Share Heart Africa raises awareness of West African orphans and widows in the Hampton Roads area during their 5K Race for Hope.

The organization hosted their 5 th annual 5k Race for Hope at the end of September near Warwick High School in Newport News, Virginia. The race is dedicated to raising funds for Sierra Leonean children in need, proceeds will directly impact the education of Sierra Leonean children and microfinancing for caregivers to assist their financial need.

The race began with an 8 a.m. 1-mile run followed by a 5K and 8K race at 8:30 a.m. The cost of participation began at $18 for one mile, $30 for 5K and $45 for 8K.

Saffiatu Harper, founder of Share Heart Africa, also a Sierra Leonean native said she was
inspired to host a 5k run to raise proceeds for Sierra Leonean girls that suffer to get access to an education. Last year the race took place during the August heat and had a greater turn-out than this year. With it being the 5th year the Share Heart Africa’s team had a stress-free planning process.

“It was really good to get a late September date this year, the early morning Autumn breeze felt good especially to our runners,” said Harper. “The event was a success but we definitely need more participants to make a major impact in children’s lives in Sierra Leone.”

Rapheal Kamanga came in first place during the 5K race. The Kenyan native was extremely excited to give back to Africa. He hopes to encourage people to participate in fundraising races to not only live a healthy lifestyle, but to also impact the lives of others through a great cause.

“When you’re doing something for Africa, I feel like you’re doing it for me and doing it for my people,” said Kamanga.

Share Heart in Africa focuses on families in the village of Sierra Leone, and main cities like Freetown, Makeni, Kenema, Gloucester, Waterloo and Grafton.

“Our hope is that each child will fully grow up, take what they have learned, and become an agent of change in their community,” said Harper.

Harper believes the Lord called on her to give back to her country. “My heart’s desire is to fulfill the calling God has placed in my heart by promoting the welfare of children in Africa,” said Harper on Share Heart in Africa website.

The organization was founded in and focuses on seven core values that include family and community, accountability, faith, quality, stewardship, integrity and individualized care. The organization also ensures that each child has basic holistic care through their physical, mental social and spiritual needs for a healthy and well-rounded life.

In mid-August Sierra Leone faced a drastic mudslide killing over 300 people, and destroying many homes leaving over 2,000 people homeless. Many organizations including Share Heart in Africa are currently accepting donations to provide medical, sanitary and food supplies for those affected.

“We look forward to impacting more lives in Sierra Leone, West Africa with other future
events,” said Harper.

Share Heart in Africa is currently looking for hardworking and dedicated volunteers.

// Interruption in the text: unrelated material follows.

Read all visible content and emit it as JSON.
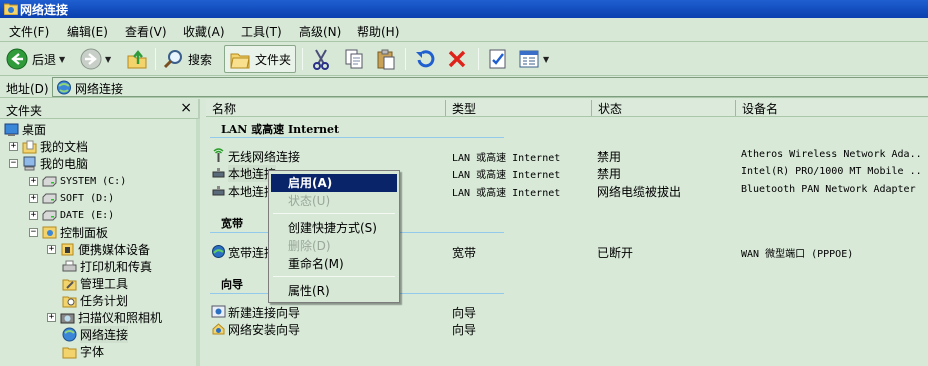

For more information, please visit their website at http://www.shareheartafrica.org